A Harris campaign official said Friday that there was nothing yet to report about plans for the Harris Nevada staff.
After peaking in the polls in the immediate aftermath of the first Democratic debate in June, the former Attorney General and current Senator from California began to slip in the polls and has not been able to stop that slide. Currently, for example, she’s polling at 4.7% in the RealClearPolitics national polling average, a significant drop from her peak shortly after the first debate, when she reached 15.9% and briefly held on to third place behind Biden and Sanders, the two frontrunners at the time. In the statewide polls, she isn’t faring much better. In Iowa, the state where she appears to be concentrating her resources at this point, she’s in seventh place at 3.0% after peaking over the summer at 16.0%. In Nevada, she’s in fifth place at 4.5% just ahead of Pete Buttigieg. Her best performance is in South Carolina, but even there she stands at 7.0% while the rest of the field in front of her is in double digits. Even in her home state of California, she’s in fourth place at 8.0% while her competition — Biden, Warren, and Sanders — are all in double digits.
Her fortunes in New Hampshire have been similarly bad since her peak after the June debate. In a poll in July from Saint Anslem College, Harris was in second place behind Joe Biden with 18% support. In the most recent poll from the same pollster, she’s in fifth place at 5% The Granite State poll average shows a similar fall off. In mid-July, she was at a 14.8% average, which put her in third place just behind Bernie Sanders, who of course had won the state in 2016’s primary. Today she stands at 4.7% in fifth place behind Warren, Biden, Sanders, and Buttigieg.

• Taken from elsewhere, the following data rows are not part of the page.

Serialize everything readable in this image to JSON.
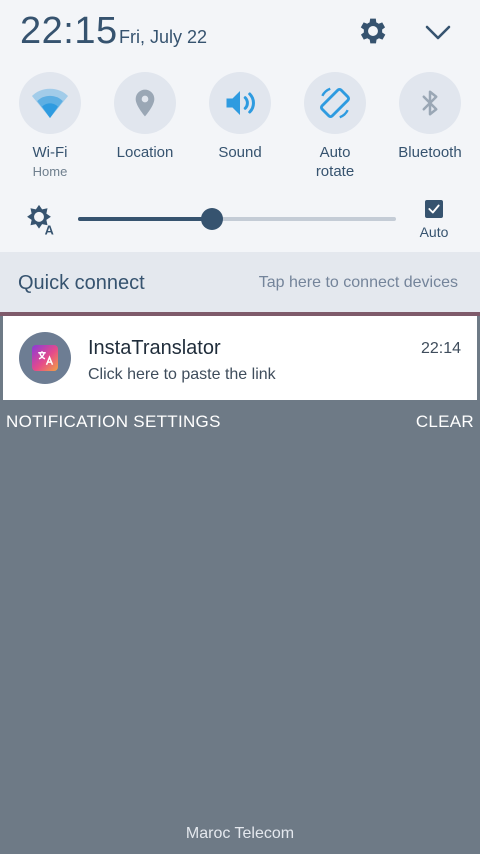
{
  "header": {
    "time": "22:15",
    "date": "Fri, July 22"
  },
  "quick_settings": [
    {
      "label": "Wi-Fi",
      "sublabel": "Home",
      "icon": "wifi-icon",
      "active": true
    },
    {
      "label": "Location",
      "sublabel": "",
      "icon": "location-icon",
      "active": false
    },
    {
      "label": "Sound",
      "sublabel": "",
      "icon": "sound-icon",
      "active": true
    },
    {
      "label": "Auto\nrotate",
      "sublabel": "",
      "icon": "auto-rotate-icon",
      "active": true
    },
    {
      "label": "Bluetooth",
      "sublabel": "",
      "icon": "bluetooth-icon",
      "active": false
    }
  ],
  "brightness": {
    "level": 0.42,
    "auto_label": "Auto",
    "auto_checked": true
  },
  "quick_connect": {
    "title": "Quick connect",
    "hint": "Tap here to connect devices"
  },
  "notification": {
    "app_name": "InstaTranslator",
    "text": "Click here to paste the link",
    "time": "22:14",
    "icon": "translate-icon"
  },
  "actions": {
    "settings_label": "NOTIFICATION SETTINGS",
    "clear_label": "CLEAR"
  },
  "footer": {
    "carrier": "Maroc Telecom"
  },
  "colors": {
    "accent": "#36536f",
    "panel_bg": "#f3f5f8",
    "shade_bg": "#6e7a86"
  }
}
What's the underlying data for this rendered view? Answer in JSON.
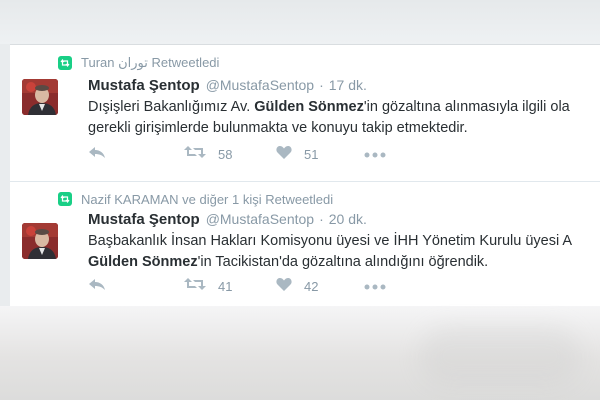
{
  "colors": {
    "retweet_green": "#19cf86",
    "text_primary": "#292f33",
    "text_secondary": "#8899a6",
    "icon_gray": "#aab8c2"
  },
  "tweets": [
    {
      "retweeted_by": "Turan توران Retweetledi",
      "name": "Mustafa Şentop",
      "handle": "@MustafaSentop",
      "separator": "·",
      "time": "17 dk.",
      "lines": [
        {
          "pre": "Dışişleri Bakanlığımız Av. ",
          "bold": "Gülden Sönmez",
          "post": "'in gözaltına alınmasıyla ilgili ola"
        },
        {
          "pre": "gerekli girişimlerde bulunmakta ve konuyu takip etmektedir.",
          "bold": "",
          "post": ""
        }
      ],
      "retweet_count": "58",
      "like_count": "51"
    },
    {
      "retweeted_by": "Nazif KARAMAN ve diğer 1 kişi Retweetledi",
      "name": "Mustafa Şentop",
      "handle": "@MustafaSentop",
      "separator": "·",
      "time": "20 dk.",
      "lines": [
        {
          "pre": "Başbakanlık İnsan Hakları Komisyonu üyesi ve İHH Yönetim Kurulu üyesi A",
          "bold": "",
          "post": ""
        },
        {
          "pre": "",
          "bold": "Gülden Sönmez",
          "post": "'in Tacikistan'da gözaltına alındığını öğrendik."
        }
      ],
      "retweet_count": "41",
      "like_count": "42"
    }
  ],
  "icons": {
    "retweet_badge": "retweet-icon",
    "reply": "reply-icon",
    "retweet": "retweet-icon",
    "like": "heart-icon",
    "more": "more-dots-icon"
  }
}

The second issue that Harris is facing is, as noted, a serious money problem that threatens to cause the campaign to significant problems just as we are heading into the closing months of the pre-primary part of the campaign. The best evidence of that can be seen in the fact that she raised just $11.6 million in the most recent quarter of the year, roughly the same numbers she saw in the first and second quarters of the year. More importantly, her cash-on-hand numbers were among the worst of any of the top five candidates, and that is only going to get worse if her fundraising continues to slow down.
Harris, of course, is not admitting that her campaign is in trouble, but it’s fairly clear that it is. Since peaking in the wake of the first debate — a peak that was completely due to what amounted to a cheap shot she took at former Vice-President Biden over an issue that is unrelated to the campaign — she has declined precipitously. In part that is due to the fact that other candidates, specifically Elizabeth Warren and Pete Buttigieg, have proven to be more adept campaigners. It’s also due, though to the fact that she herself has not been a good candidate. She’s basically been a non-entity in each of the debates since June and hasn’t really done anything to capture attention on the campaign trail.

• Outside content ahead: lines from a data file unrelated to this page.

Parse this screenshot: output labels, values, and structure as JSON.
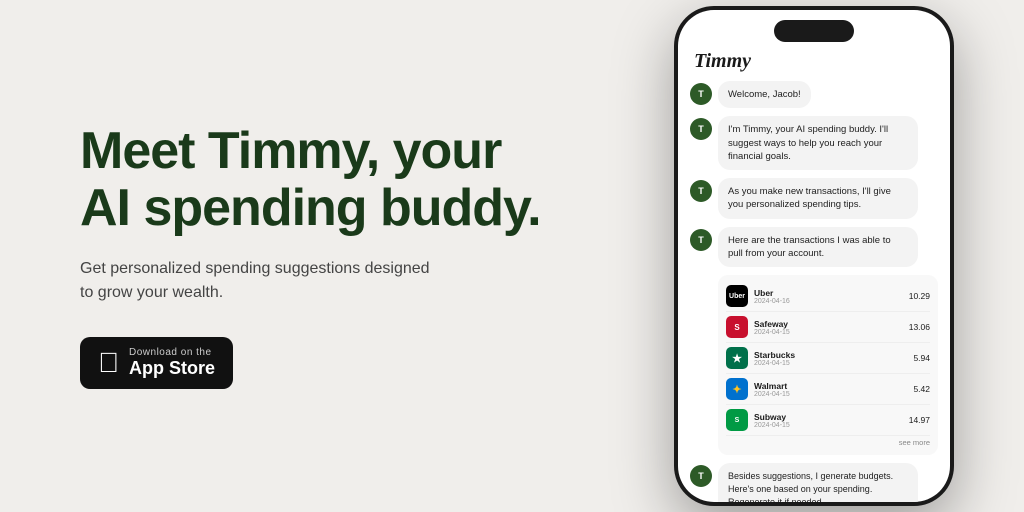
{
  "left": {
    "headline_line1": "Meet Timmy, your",
    "headline_line2": "AI spending buddy.",
    "subheadline": "Get personalized spending suggestions designed to grow your wealth.",
    "app_store_small": "Download on the",
    "app_store_big": "App Store"
  },
  "phone": {
    "title": "Timmy",
    "messages": [
      {
        "text": "Welcome, Jacob!"
      },
      {
        "text": "I'm Timmy, your AI spending buddy. I'll suggest ways to help you reach your financial goals."
      },
      {
        "text": "As you make new transactions, I'll give you personalized spending tips."
      },
      {
        "text": "Here are the transactions I was able to pull from your account."
      }
    ],
    "transactions": [
      {
        "name": "Uber",
        "date": "2024-04-16",
        "amount": "10.29",
        "logo": "uber",
        "symbol": "Uber"
      },
      {
        "name": "Safeway",
        "date": "2024-04-15",
        "amount": "13.06",
        "logo": "safeway",
        "symbol": "S"
      },
      {
        "name": "Starbucks",
        "date": "2024-04-15",
        "amount": "5.94",
        "logo": "starbucks",
        "symbol": "★"
      },
      {
        "name": "Walmart",
        "date": "2024-04-15",
        "amount": "5.42",
        "logo": "walmart",
        "symbol": "✦"
      },
      {
        "name": "Subway",
        "date": "2024-04-15",
        "amount": "14.97",
        "logo": "subway",
        "symbol": "S"
      }
    ],
    "see_more": "see more",
    "last_message": "Besides suggestions, I generate budgets. Here's one based on your spending. Regenerate it if needed."
  },
  "colors": {
    "bg": "#f0eeeb",
    "headline": "#1a3a1a",
    "phone_dark": "#1a1a1a"
  }
}
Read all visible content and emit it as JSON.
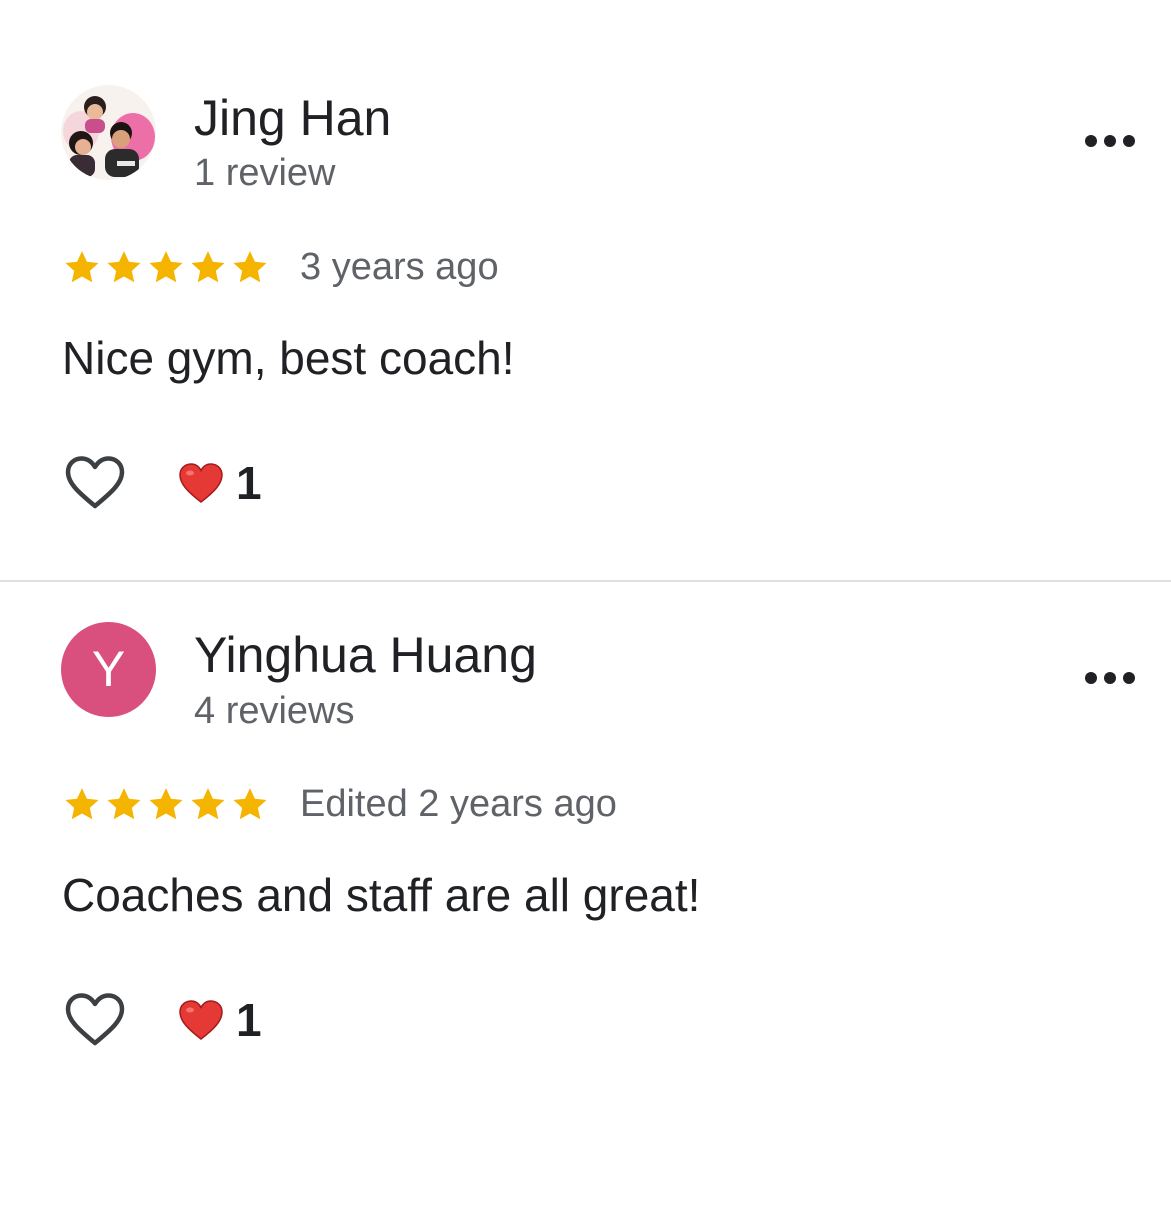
{
  "reviews": [
    {
      "author": "Jing Han",
      "review_count": "1 review",
      "rating": 5,
      "timestamp": "3 years ago",
      "text": "Nice gym, best coach!",
      "reaction_count": "1",
      "avatar": "photo"
    },
    {
      "author": "Yinghua Huang",
      "avatar_letter": "Y",
      "review_count": "4 reviews",
      "rating": 5,
      "timestamp": "Edited 2 years ago",
      "text": "Coaches and staff are all great!",
      "reaction_count": "1",
      "avatar_color": "#d94f7d"
    }
  ],
  "colors": {
    "star": "#f4b400",
    "heart_reaction": "#e53935",
    "secondary_text": "#5f6368",
    "primary_text": "#202124"
  },
  "icons": {
    "more": "more-horizontal-icon",
    "like": "heart-outline-icon",
    "reaction": "red-heart-icon",
    "star": "star-icon"
  }
}
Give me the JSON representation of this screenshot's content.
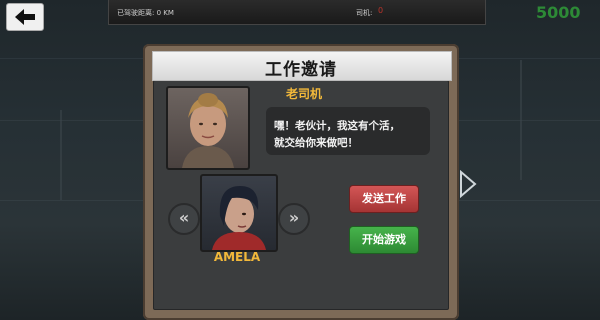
{
  "hud": {
    "distance_label": "已驾驶距离: 0 KM",
    "driver_label": "司机:",
    "driver_value": "0",
    "money": "5000"
  },
  "dialog": {
    "title": "工作邀请",
    "boss_name": "老司机",
    "message_line1": "嘿！老伙计，我这有个活，",
    "message_line2": "就交给你来做吧！",
    "driver_name": "AMELA",
    "prev_label": "«",
    "next_label": "»",
    "send_button": "发送工作",
    "start_button": "开始游戏"
  },
  "colors": {
    "money": "#2d8a36",
    "name_accent": "#f2b83a",
    "send_button": "#c04545",
    "start_button": "#3aa240"
  }
}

Harris’s campaign is insisting that this latest move isn’t a concession that the end is near, and states that she will continue her focus on the Iowa Caucus in the apparent hope that a surprising performance there can revive her campaign. During that same summer period when she was soaring nationwide, Harris hit 14.7% in the polling average in the Hawkeye State, which put her in third place behind Biden and Sanders. Now she stands, as I stated above, in fifth place at 4.7%. It’s safe to say that if she doesn’t finish in the top three in Iowa, her campaign is basically dead. Even if she does, though, it’s unclear that she’ll be able to capitalize off of it in New Hampshire now that she’s cutting back her resources in the state.

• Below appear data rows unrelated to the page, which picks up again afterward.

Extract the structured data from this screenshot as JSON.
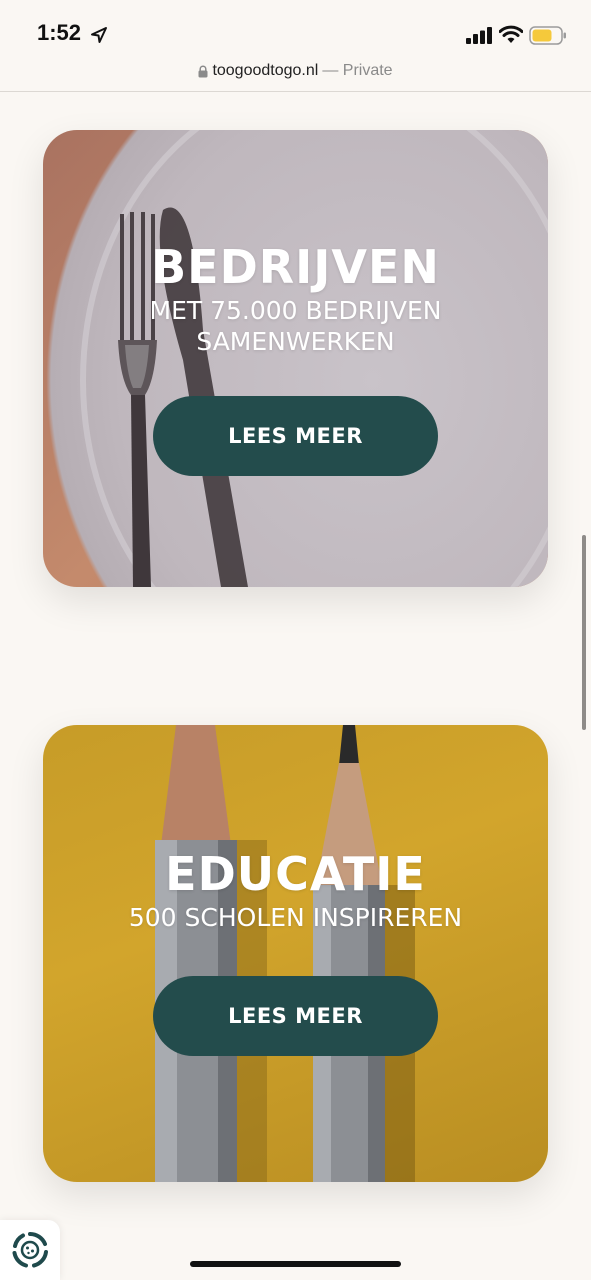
{
  "status_bar": {
    "time": "1:52",
    "icons": [
      "location-arrow-icon",
      "cellular-signal-icon",
      "wifi-icon",
      "battery-icon"
    ],
    "battery_color": "#f5c93b"
  },
  "url_bar": {
    "domain": "toogoodtogo.nl",
    "separator": " — ",
    "mode": "Private"
  },
  "cards": [
    {
      "title": "BEDRIJVEN",
      "subtitle_line1": "MET 75.000 BEDRIJVEN",
      "subtitle_line2": "SAMENWERKEN",
      "button_label": "LEES MEER",
      "image": "plate-with-fork"
    },
    {
      "title": "EDUCATIE",
      "subtitle_line1": "500 SCHOLEN INSPIREREN",
      "button_label": "LEES MEER",
      "image": "two-pencils"
    }
  ],
  "colors": {
    "background": "#faf7f3",
    "button": "#234c4c",
    "card_text": "#ffffff"
  },
  "consent_badge": {
    "icon": "cookie-consent-icon"
  }
}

It’s possible that Harris will bounce back, of course. Other candidates have gone through a financial crisis only to get past it and go on, although few of such candidates have won out in the end. Whether Harris can do that, or whether this is just another sign of what appears to be a dying campaign is something we’ll have to wait to unfold.